> _EXERCISE_
Copy each line below as it stands, but skip any picture it contains.

___ DATA TO USE

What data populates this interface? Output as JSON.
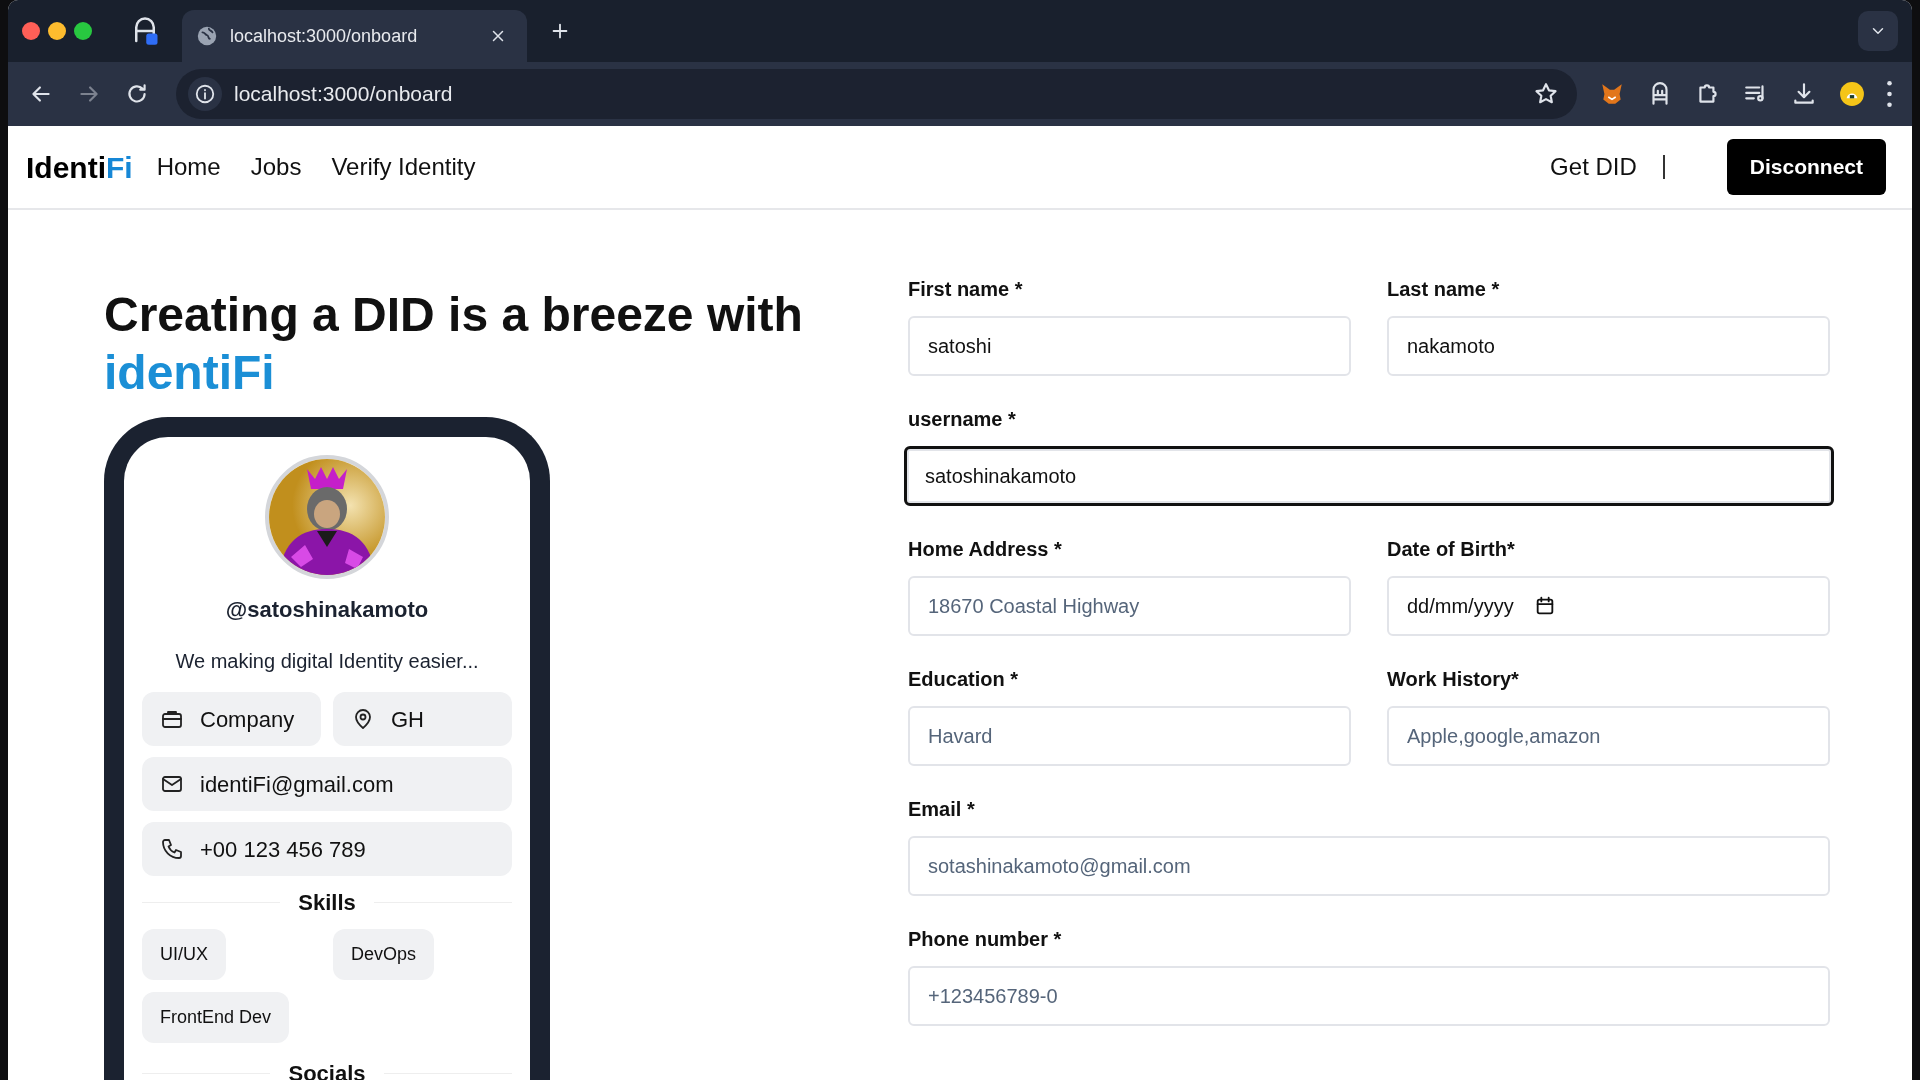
{
  "browser": {
    "tabs": [
      {
        "title": "localhost:3000/onboard",
        "selected": true
      }
    ],
    "address": "localhost:3000/onboard",
    "forward_disabled": true
  },
  "navbar": {
    "brand": [
      "Identi",
      "Fi"
    ],
    "links": [
      "Home",
      "Jobs",
      "Verify Identity"
    ],
    "get_did": "Get DID",
    "disconnect": "Disconnect"
  },
  "hero": {
    "title": "Creating a DID is a breeze with",
    "accent": "identiFi"
  },
  "profile": {
    "avatar": {
      "kind": "picture"
    },
    "handle": "@satoshinakamoto",
    "bio": "We making digital Identity easier...",
    "chips": [
      {
        "kind": "company",
        "text": "Company",
        "wide": false
      },
      {
        "kind": "location",
        "text": "GH",
        "wide": false
      },
      {
        "kind": "email",
        "text": "identiFi@gmail.com",
        "wide": true
      },
      {
        "kind": "phone",
        "text": "+00 123 456 789",
        "wide": true
      }
    ],
    "skills_title": "Skills",
    "skills": [
      "UI/UX",
      "DevOps",
      "FrontEnd Dev"
    ],
    "socials_title": "Socials"
  },
  "form": {
    "fields": [
      {
        "label": "First name *",
        "kind": "text",
        "value": "satoshi",
        "wide": false,
        "focused": false
      },
      {
        "label": "Last name *",
        "kind": "text",
        "value": "nakamoto",
        "wide": false,
        "focused": false
      },
      {
        "label": "username *",
        "kind": "text",
        "value": "satoshinakamoto",
        "wide": true,
        "focused": true
      },
      {
        "label": "Home Address *",
        "kind": "text",
        "placeholder": "18670 Coastal Highway",
        "wide": false,
        "focused": false
      },
      {
        "label": "Date of Birth*",
        "kind": "date",
        "value": "dd/mm/yyyy",
        "wide": false,
        "focused": false
      },
      {
        "label": "Education *",
        "kind": "text",
        "placeholder": "Havard",
        "wide": false,
        "focused": false
      },
      {
        "label": "Work History*",
        "kind": "text",
        "placeholder": "Apple,google,amazon",
        "wide": false,
        "focused": false
      },
      {
        "label": "Email *",
        "kind": "text",
        "placeholder": "sotashinakamoto@gmail.com",
        "wide": true,
        "focused": false
      },
      {
        "label": "Phone number *",
        "kind": "text",
        "placeholder": "+123456789-0",
        "wide": true,
        "focused": false
      }
    ]
  }
}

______

> _OUTPUT OF THE TASK_
What data populates this interface? Output as JSON.
{
  "browser": {
    "tabs": [
      {
        "title": "localhost:3000/onboard",
        "selected": true
      }
    ],
    "address": "localhost:3000/onboard",
    "forward_disabled": true
  },
  "navbar": {
    "brand": [
      "Identi",
      "Fi"
    ],
    "links": [
      "Home",
      "Jobs",
      "Verify Identity"
    ],
    "get_did": "Get DID",
    "disconnect": "Disconnect"
  },
  "hero": {
    "title": "Creating a DID is a breeze with",
    "accent": "identiFi"
  },
  "profile": {
    "avatar": {
      "kind": "picture"
    },
    "handle": "@satoshinakamoto",
    "bio": "We making digital Identity easier...",
    "chips": [
      {
        "kind": "company",
        "text": "Company",
        "wide": false
      },
      {
        "kind": "location",
        "text": "GH",
        "wide": false
      },
      {
        "kind": "email",
        "text": "identiFi@gmail.com",
        "wide": true
      },
      {
        "kind": "phone",
        "text": "+00 123 456 789",
        "wide": true
      }
    ],
    "skills_title": "Skills",
    "skills": [
      "UI/UX",
      "DevOps",
      "FrontEnd Dev"
    ],
    "socials_title": "Socials"
  },
  "form": {
    "fields": [
      {
        "label": "First name *",
        "kind": "text",
        "value": "satoshi",
        "wide": false,
        "focused": false
      },
      {
        "label": "Last name *",
        "kind": "text",
        "value": "nakamoto",
        "wide": false,
        "focused": false
      },
      {
        "label": "username *",
        "kind": "text",
        "value": "satoshinakamoto",
        "wide": true,
        "focused": true
      },
      {
        "label": "Home Address *",
        "kind": "text",
        "placeholder": "18670 Coastal Highway",
        "wide": false,
        "focused": false
      },
      {
        "label": "Date of Birth*",
        "kind": "date",
        "value": "dd/mm/yyyy",
        "wide": false,
        "focused": false
      },
      {
        "label": "Education *",
        "kind": "text",
        "placeholder": "Havard",
        "wide": false,
        "focused": false
      },
      {
        "label": "Work History*",
        "kind": "text",
        "placeholder": "Apple,google,amazon",
        "wide": false,
        "focused": false
      },
      {
        "label": "Email *",
        "kind": "text",
        "placeholder": "sotashinakamoto@gmail.com",
        "wide": true,
        "focused": false
      },
      {
        "label": "Phone number *",
        "kind": "text",
        "placeholder": "+123456789-0",
        "wide": true,
        "focused": false
      }
    ]
  }
}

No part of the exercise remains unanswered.